_ACTIVITY_
Return a faithful copy of all the entries, omitting the images.

::::::::::

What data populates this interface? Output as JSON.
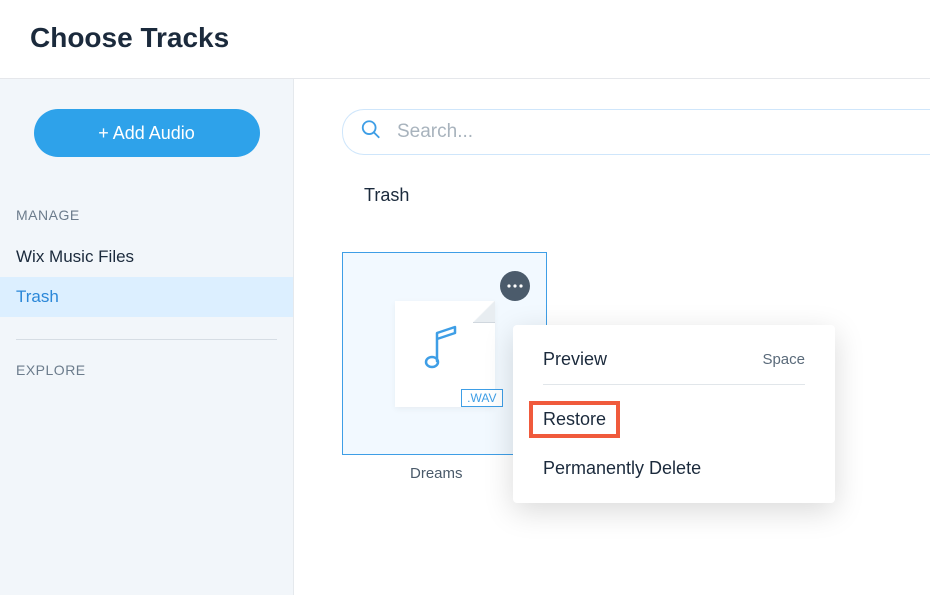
{
  "header": {
    "title": "Choose Tracks"
  },
  "sidebar": {
    "add_button": "+ Add Audio",
    "manage_label": "MANAGE",
    "explore_label": "EXPLORE",
    "items": [
      {
        "label": "Wix Music Files"
      },
      {
        "label": "Trash"
      }
    ]
  },
  "search": {
    "placeholder": "Search..."
  },
  "breadcrumb": "Trash",
  "track": {
    "name": "Dreams",
    "ext": ".WAV"
  },
  "menu": {
    "preview": "Preview",
    "preview_shortcut": "Space",
    "restore": "Restore",
    "delete": "Permanently Delete"
  }
}
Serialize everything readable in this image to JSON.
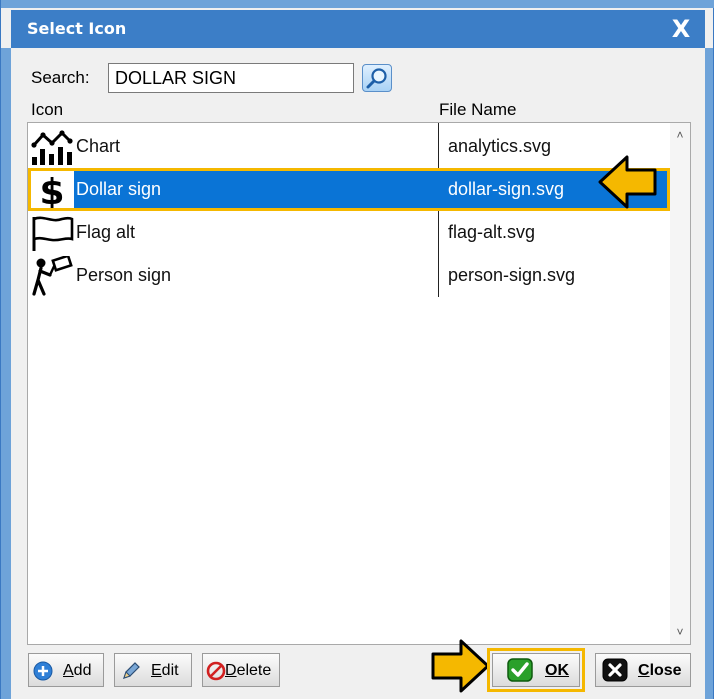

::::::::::

_ANSWER TO THE EXERCISE_
What data populates this interface? Output as JSON.
{
  "header": {
    "title": "Choose Tracks"
  },
  "sidebar": {
    "add_button": "+ Add Audio",
    "manage_label": "MANAGE",
    "explore_label": "EXPLORE",
    "items": [
      {
        "label": "Wix Music Files"
      },
      {
        "label": "Trash"
      }
    ]
  },
  "search": {
    "placeholder": "Search..."
  },
  "breadcrumb": "Trash",
  "track": {
    "name": "Dreams",
    "ext": ".WAV"
  },
  "menu": {
    "preview": "Preview",
    "preview_shortcut": "Space",
    "restore": "Restore",
    "delete": "Permanently Delete"
  }
}
Serialize everything readable in this image to JSON.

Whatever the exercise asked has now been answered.